Sharjah: Sharjah Municipality has announced plans to prevent overcrowding and sickness at the Birds and Animal Market in Al Jubail, following complaints from animal rescuers.
Complaints ranged from overcrowding, to illness and subsequent abandonment, but when Gulf News contacted the municipality for comment, they said the issues had been, and would continue to be, addressed.
“Sharjah Municipality is always seeking to provide the necessary welfare for animals,” a spokesperson told Gulf News.
“According to the state’s specifications, the municipality determined the number of animals and prevented their [over] accumulation in cages.
“It also made it an offence [to put a large number of animals in one area] to preserve the life and well-being of these animals.”

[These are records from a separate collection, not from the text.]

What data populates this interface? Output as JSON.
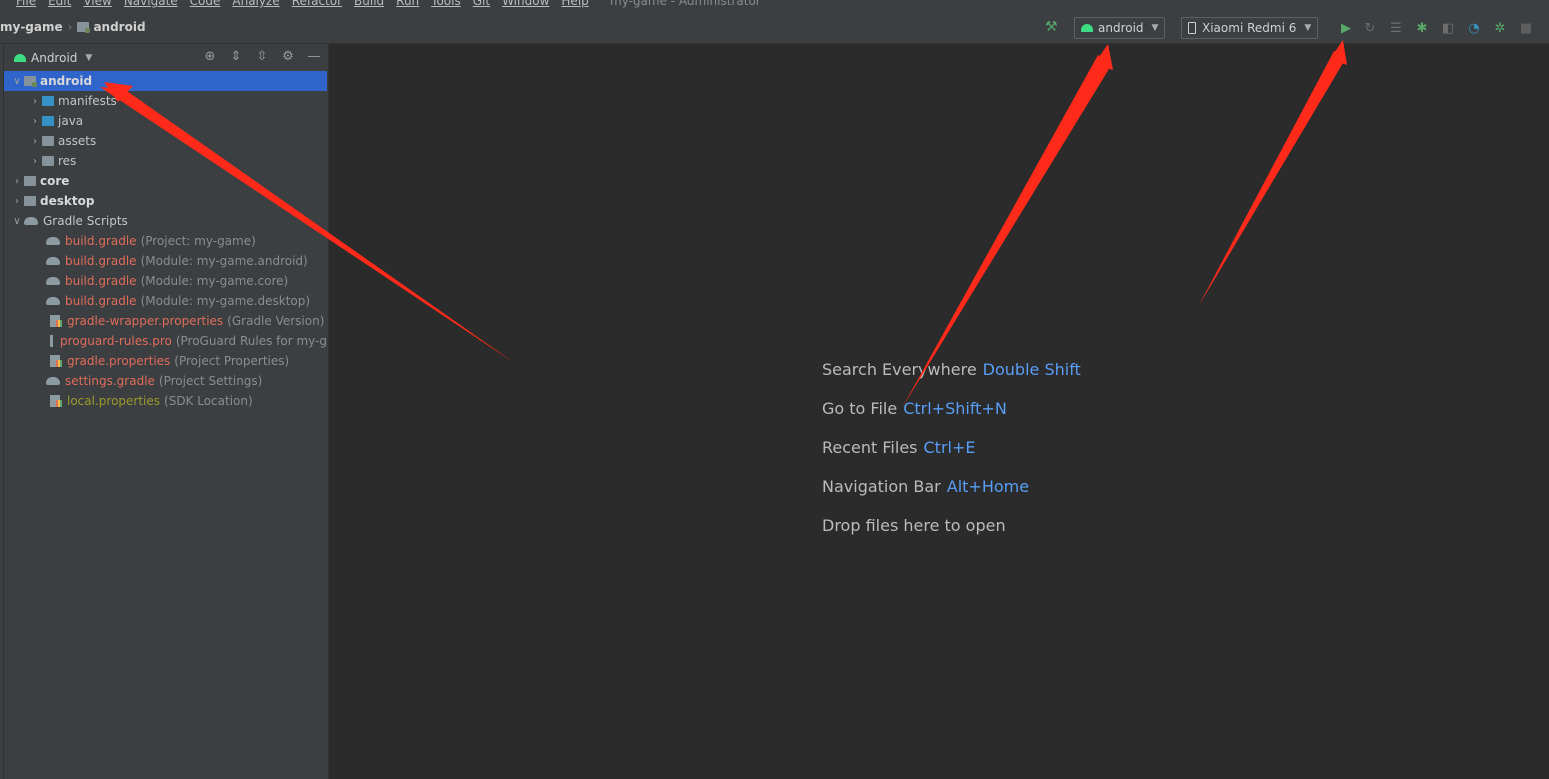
{
  "menu": [
    "File",
    "Edit",
    "View",
    "Navigate",
    "Code",
    "Analyze",
    "Refactor",
    "Build",
    "Run",
    "Tools",
    "Git",
    "Window",
    "Help"
  ],
  "window_title": "my-game - Administrator",
  "breadcrumb": {
    "project": "my-game",
    "module": "android"
  },
  "toolbar": {
    "run_config": "android",
    "device": "Xiaomi Redmi 6"
  },
  "project_panel": {
    "view_mode": "Android"
  },
  "tree": {
    "android": "android",
    "manifests": "manifests",
    "java": "java",
    "assets": "assets",
    "res": "res",
    "core": "core",
    "desktop": "desktop",
    "gradle_scripts": "Gradle Scripts",
    "files": [
      {
        "name": "build.gradle",
        "hint": "(Project: my-game)"
      },
      {
        "name": "build.gradle",
        "hint": "(Module: my-game.android)"
      },
      {
        "name": "build.gradle",
        "hint": "(Module: my-game.core)"
      },
      {
        "name": "build.gradle",
        "hint": "(Module: my-game.desktop)"
      },
      {
        "name": "gradle-wrapper.properties",
        "hint": "(Gradle Version)"
      },
      {
        "name": "proguard-rules.pro",
        "hint": "(ProGuard Rules for my-g"
      },
      {
        "name": "gradle.properties",
        "hint": "(Project Properties)"
      },
      {
        "name": "settings.gradle",
        "hint": "(Project Settings)"
      },
      {
        "name": "local.properties",
        "hint": "(SDK Location)"
      }
    ]
  },
  "editor_hints": [
    {
      "label": "Search Everywhere",
      "shortcut": "Double Shift"
    },
    {
      "label": "Go to File",
      "shortcut": "Ctrl+Shift+N"
    },
    {
      "label": "Recent Files",
      "shortcut": "Ctrl+E"
    },
    {
      "label": "Navigation Bar",
      "shortcut": "Alt+Home"
    },
    {
      "label": "Drop files here to open",
      "shortcut": ""
    }
  ],
  "colors": {
    "annotation_arrow": "#ff2a1a",
    "selection": "#2f65ca",
    "shortcut": "#589df6"
  }
}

The statement added that Sharjah Municipality had a permanent office and had even added a new veterinary laboratory on site to monitor conditions and receive complaints.
Through this, “all necessary health aspects from the time of entry of the animal to the market until the time of leaving [were covered] in order to preserve human as well as animal health and welfare.”

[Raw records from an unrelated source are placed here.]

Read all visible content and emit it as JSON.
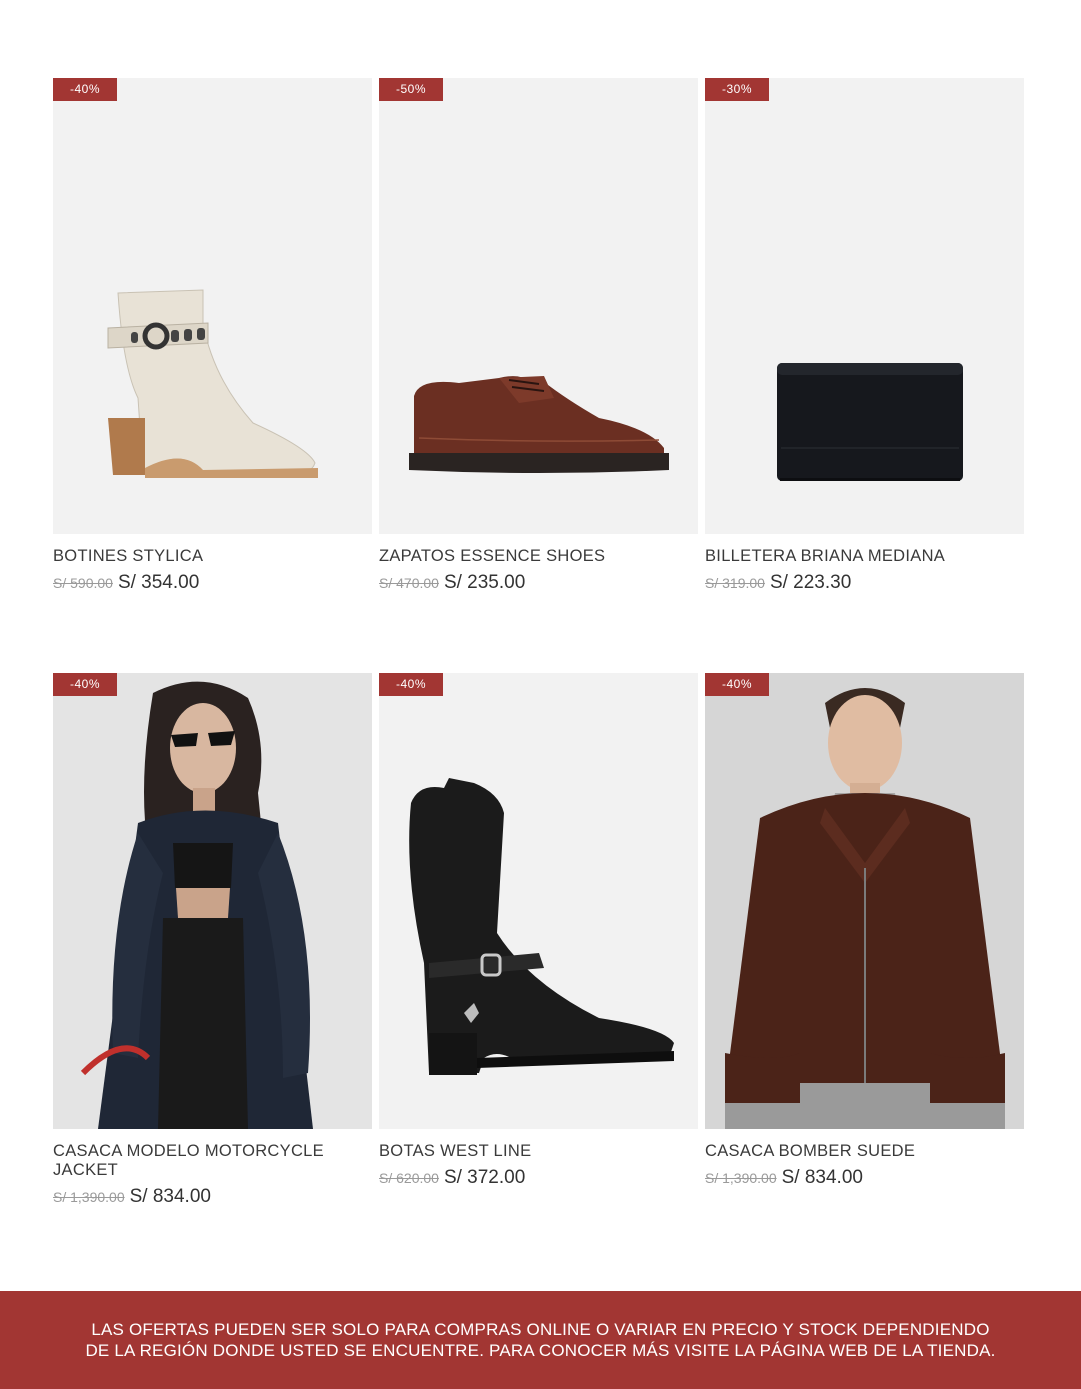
{
  "products": [
    {
      "badge": "-40%",
      "name": "BOTINES STYLICA",
      "old_price": "S/ 590.00",
      "price": "S/ 354.00",
      "image": "white-heeled-ankle-boot"
    },
    {
      "badge": "-50%",
      "name": "ZAPATOS ESSENCE SHOES",
      "old_price": "S/ 470.00",
      "price": "S/ 235.00",
      "image": "brown-leather-derby-shoe"
    },
    {
      "badge": "-30%",
      "name": "BILLETERA BRIANA MEDIANA",
      "old_price": "S/ 319.00",
      "price": "S/ 223.30",
      "image": "black-wallet"
    },
    {
      "badge": "-40%",
      "name": "CASACA MODELO MOTORCYCLE JACKET",
      "old_price": "S/ 1,390.00",
      "price": "S/ 834.00",
      "image": "woman-in-leather-motorcycle-jacket"
    },
    {
      "badge": "-40%",
      "name": "BOTAS WEST LINE",
      "old_price": "S/ 620.00",
      "price": "S/ 372.00",
      "image": "black-western-boot"
    },
    {
      "badge": "-40%",
      "name": "CASACA BOMBER SUEDE",
      "old_price": "S/ 1,390.00",
      "price": "S/ 834.00",
      "image": "man-in-brown-suede-bomber"
    }
  ],
  "footer": {
    "line1": "LAS OFERTAS PUEDEN SER SOLO PARA COMPRAS ONLINE O VARIAR EN PRECIO Y STOCK DEPENDIENDO",
    "line2": "DE LA REGIÓN DONDE USTED SE ENCUENTRE. PARA CONOCER MÁS VISITE LA PÁGINA WEB DE LA TIENDA."
  },
  "colors": {
    "accent": "#a23633",
    "image_bg": "#f2f2f2"
  }
}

Sharjah Municipality is always seeking to provide the necessary welfare for animals.
Officials also “refuse to enter any doubtful animals” or those of an “unknown origin” into the market.
“The municipality also plans to modernise and develop the market to make it a privileged location to provide all services necessary to purchase a healthy animal.”

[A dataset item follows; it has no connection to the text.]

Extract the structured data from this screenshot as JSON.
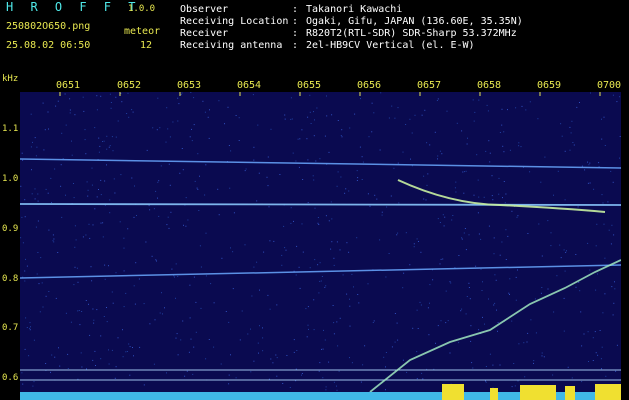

Mohammad Al Zaabi, Director of the Environmental Compliance Department at the Ministry of Climate Change and Environment (MoCCAE), said: “We would like to assure citizens and residents that the ministry takes all reports of abuse against birds and animals seriously, and clamps down on violators as needed.
“When we receive a report about a store abusing animals or mishandling them, or housing sick animals, the ministry dispatches judicial officers to inspect the facility and, should the report prove valid, issue seizure notices against the violators and holds them accountable.
“Furthermore, we urge members of the public to step forward and report acts of animal cruelty or ill treatment. They can do that directly at the Sharjah Municipality office in the market, by visiting one of MoCCAE’s customer happiness centres, or by contacting the ministry on the hotline: 8003050 or via email at email@example.com.”
Jessica Carlsson, an animal rescuer who had previously called for stricter regulation on the number of animals per cage, said: “Any change is a step in the right direction. A number of shops have closed and I haven’t picked up as many stray cats from outside the market, only 2-3 over the past two months, when on some days alone I used to pick up eight,” added Carlsson, who estimates that she has picked up 50-60 cats from outside the market over the past two years.
Hind Al Matroushi, another animal rescuer, said problems still exist at the market however, especially in the form of the Friday open market where private sellers could come in and sell to the public, without necessarily abiding by the same rules applied to shops, she claims.
“The problem is there is no dedicated entity responsible for implementing the law,” said Al Matroushi. “Who is enforcing and implementing it? No-one. They don’t have the authority to fine or prosecute. The municipality can’t, and the police say it’s not their job.”
Both women had complained about cramped conditions leading to sickness in animals, resulting in abandonment by shops and traders. They had also said the area had become a dumping ground for people that no longer wanted their pets, especially during summer when a number of people moved away or went on holiday.
Problem with microchips
Mandatory microchips inserted in a pet’s neck should be able to identify the owner of a pet in the case of illegal abandonment leading to fines of Dh50,000. However, both Carlsson and Al Matroushi said that despite owners having paid vets to insert these chips there remained no central database where these chips were kept on record, with which to identify the owners on the system via their Emirates ID.